Give back the whole listing exactly as written, leaving out each picture.

BEGIN

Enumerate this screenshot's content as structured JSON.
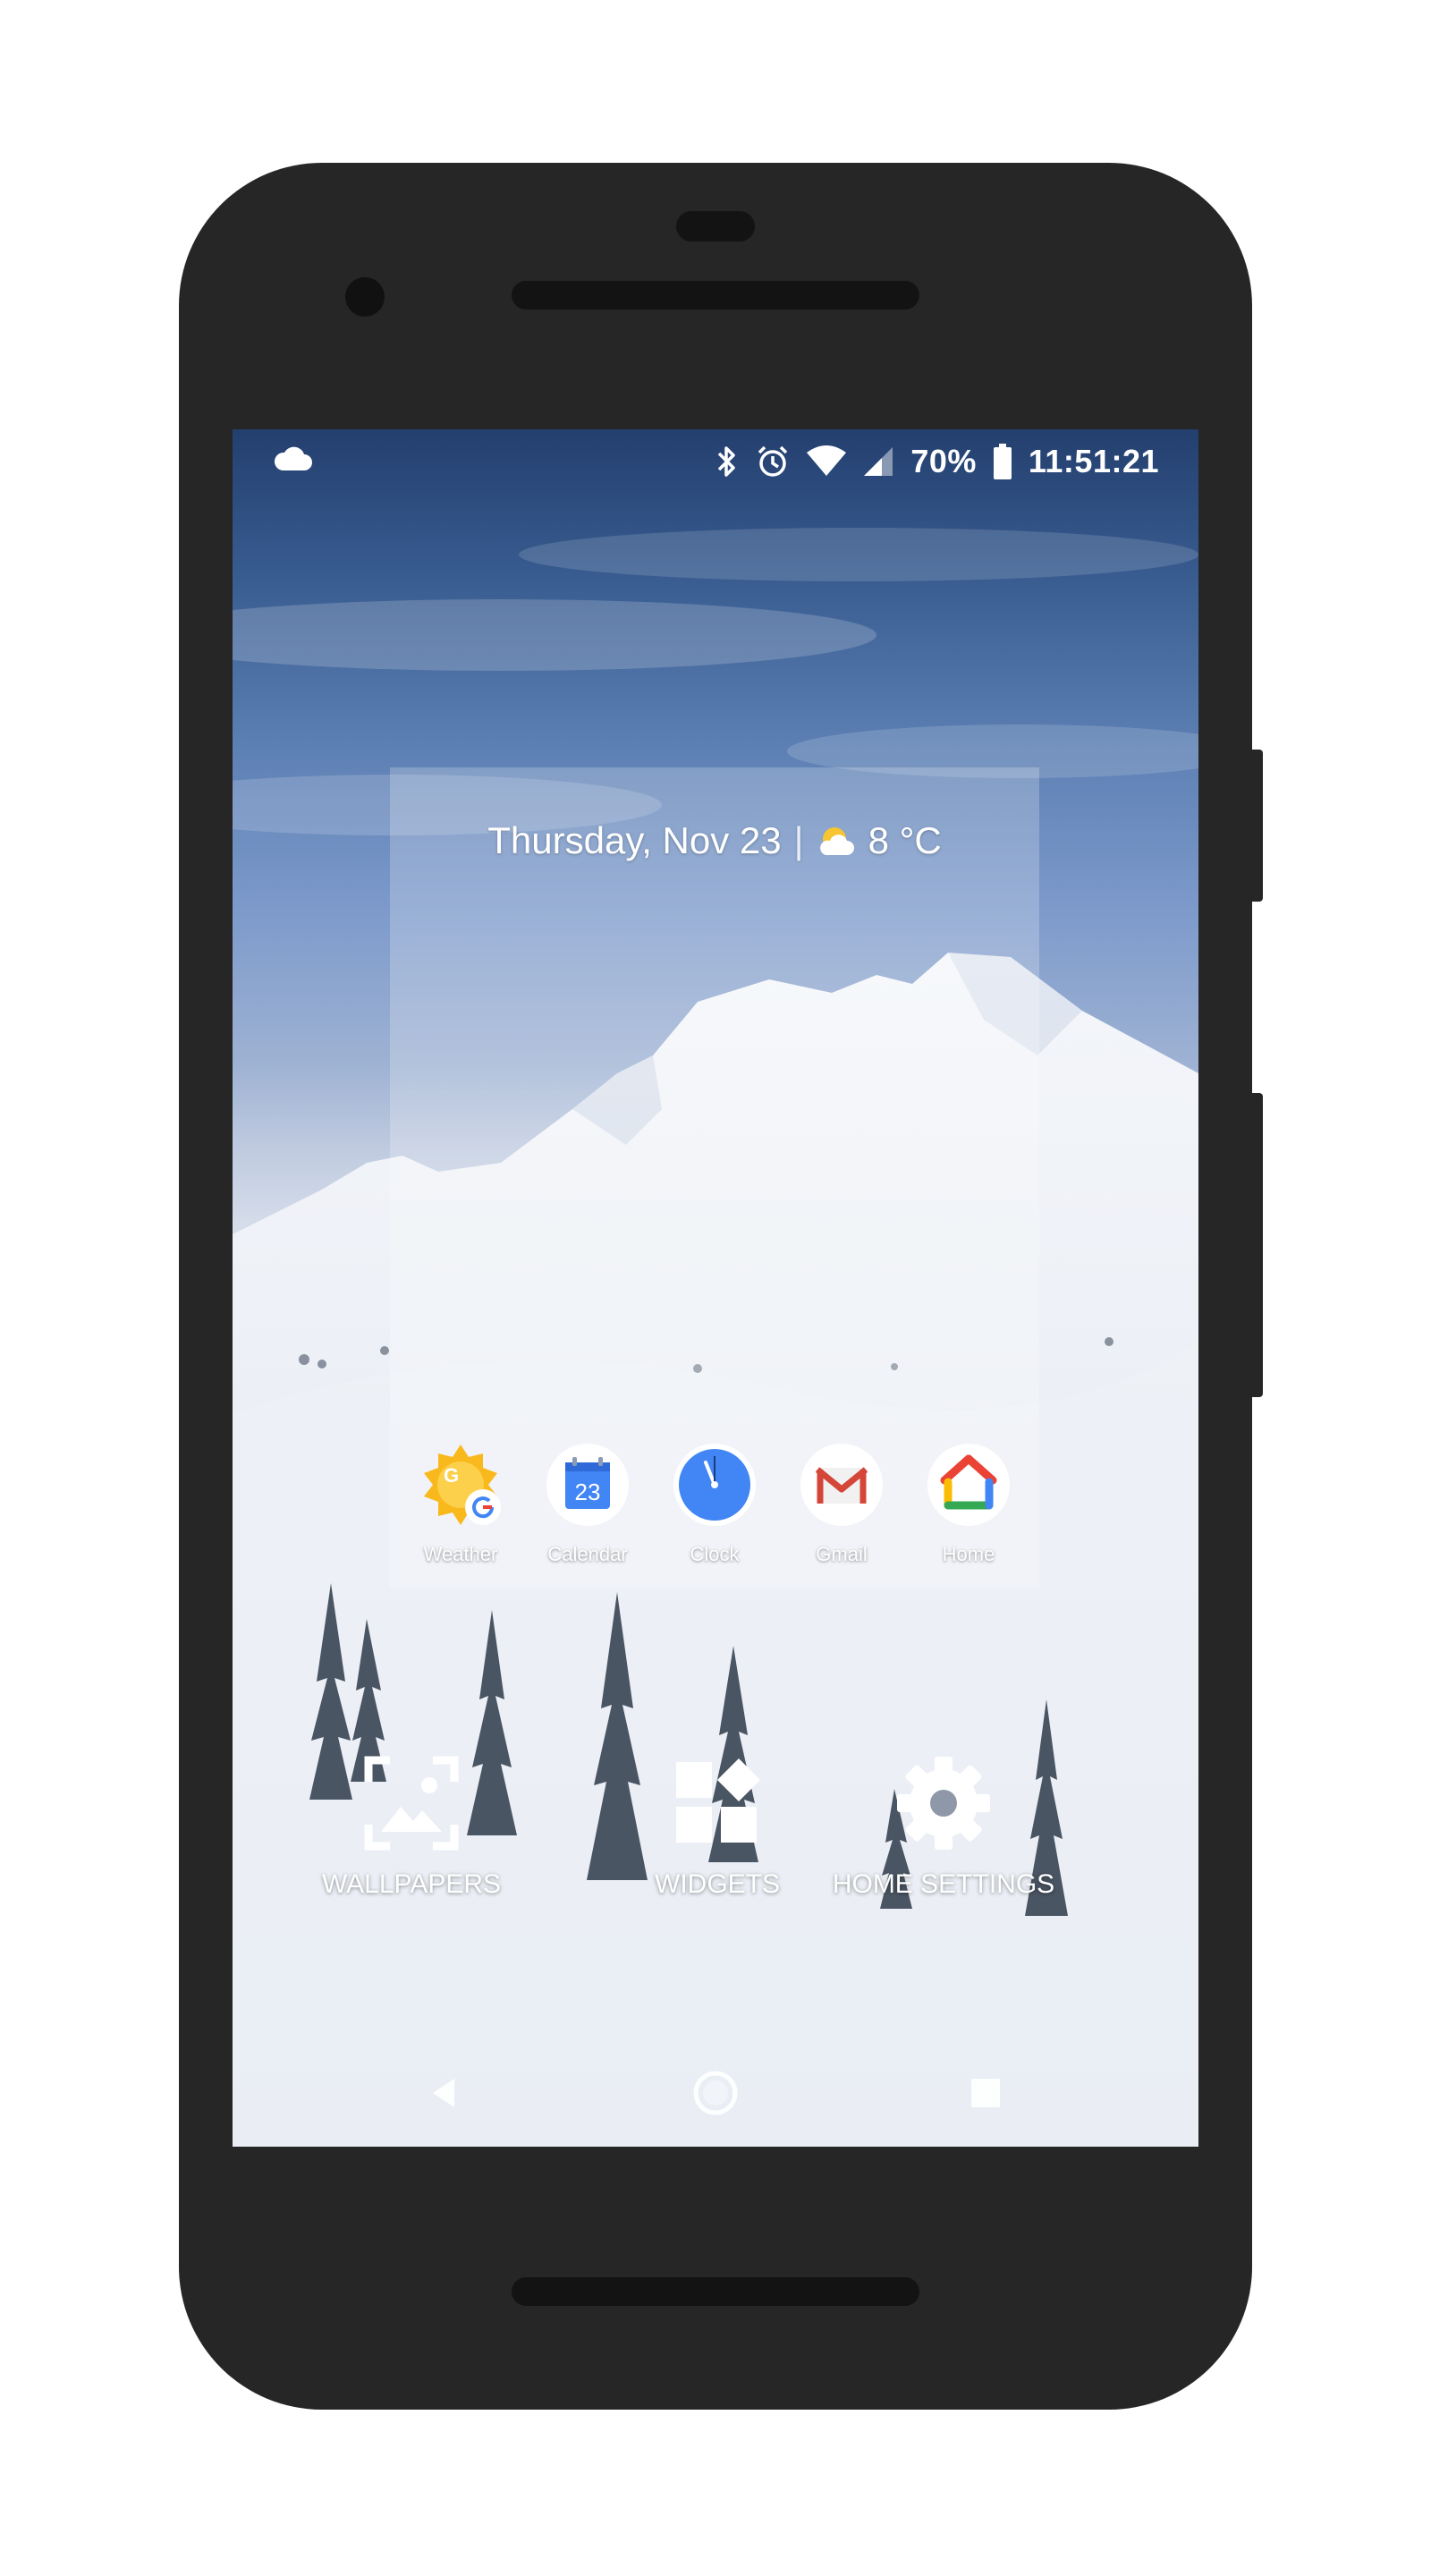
{
  "status_bar": {
    "battery_percent": "70%",
    "time": "11:51:21",
    "icons": [
      "cloud-icon",
      "bluetooth-icon",
      "alarm-icon",
      "wifi-icon",
      "signal-icon",
      "battery-icon"
    ]
  },
  "widget": {
    "date": "Thursday, Nov 23",
    "separator": "|",
    "temperature": "8 °C",
    "weather_icon": "partly-cloudy-icon"
  },
  "apps": [
    {
      "label": "Weather",
      "icon": "weather-app-icon"
    },
    {
      "label": "Calendar",
      "icon": "calendar-app-icon",
      "day": "23"
    },
    {
      "label": "Clock",
      "icon": "clock-app-icon"
    },
    {
      "label": "Gmail",
      "icon": "gmail-app-icon"
    },
    {
      "label": "Home",
      "icon": "home-app-icon"
    }
  ],
  "options": [
    {
      "label": "WALLPAPERS",
      "icon": "wallpaper-icon"
    },
    {
      "label": "WIDGETS",
      "icon": "widgets-icon"
    },
    {
      "label": "HOME SETTINGS",
      "icon": "gear-icon"
    }
  ],
  "nav": {
    "icons": [
      "back-icon",
      "home-icon",
      "recents-icon"
    ]
  },
  "colors": {
    "phone_body": "#262626",
    "sky_top": "#233f6e",
    "snow": "#e9edf4",
    "google_blue": "#4285f4",
    "google_red": "#ea4335",
    "google_yellow": "#fbbc05",
    "google_green": "#34a853"
  }
}
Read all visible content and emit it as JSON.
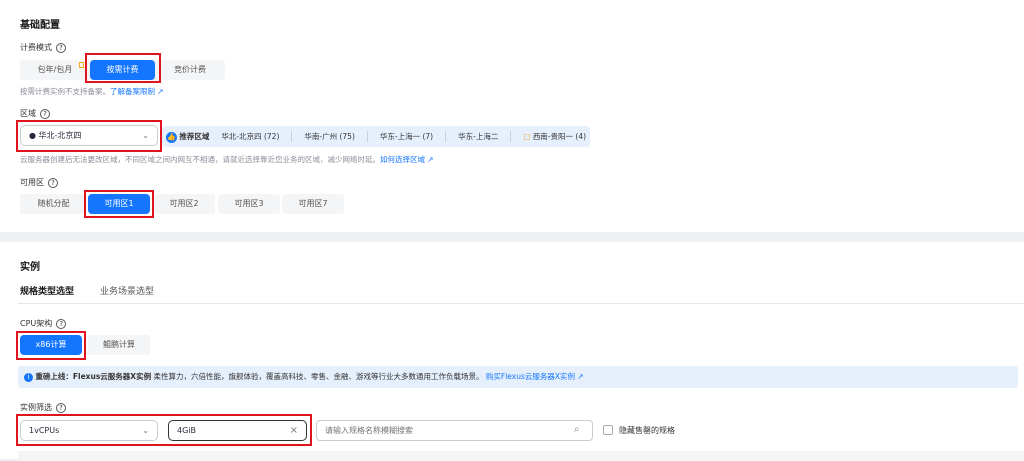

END

(Problem solution):
Enumerate this screenshot's content as structured JSON.
{
  "status_bar": {
    "battery_percent": "70%",
    "time": "11:51:21",
    "icons": [
      "cloud-icon",
      "bluetooth-icon",
      "alarm-icon",
      "wifi-icon",
      "signal-icon",
      "battery-icon"
    ]
  },
  "widget": {
    "date": "Thursday, Nov 23",
    "separator": "|",
    "temperature": "8 °C",
    "weather_icon": "partly-cloudy-icon"
  },
  "apps": [
    {
      "label": "Weather",
      "icon": "weather-app-icon"
    },
    {
      "label": "Calendar",
      "icon": "calendar-app-icon",
      "day": "23"
    },
    {
      "label": "Clock",
      "icon": "clock-app-icon"
    },
    {
      "label": "Gmail",
      "icon": "gmail-app-icon"
    },
    {
      "label": "Home",
      "icon": "home-app-icon"
    }
  ],
  "options": [
    {
      "label": "WALLPAPERS",
      "icon": "wallpaper-icon"
    },
    {
      "label": "WIDGETS",
      "icon": "widgets-icon"
    },
    {
      "label": "HOME SETTINGS",
      "icon": "gear-icon"
    }
  ],
  "nav": {
    "icons": [
      "back-icon",
      "home-icon",
      "recents-icon"
    ]
  },
  "colors": {
    "phone_body": "#262626",
    "sky_top": "#233f6e",
    "snow": "#e9edf4",
    "google_blue": "#4285f4",
    "google_red": "#ea4335",
    "google_yellow": "#fbbc05",
    "google_green": "#34a853"
  }
}
Read all visible content and emit it as JSON.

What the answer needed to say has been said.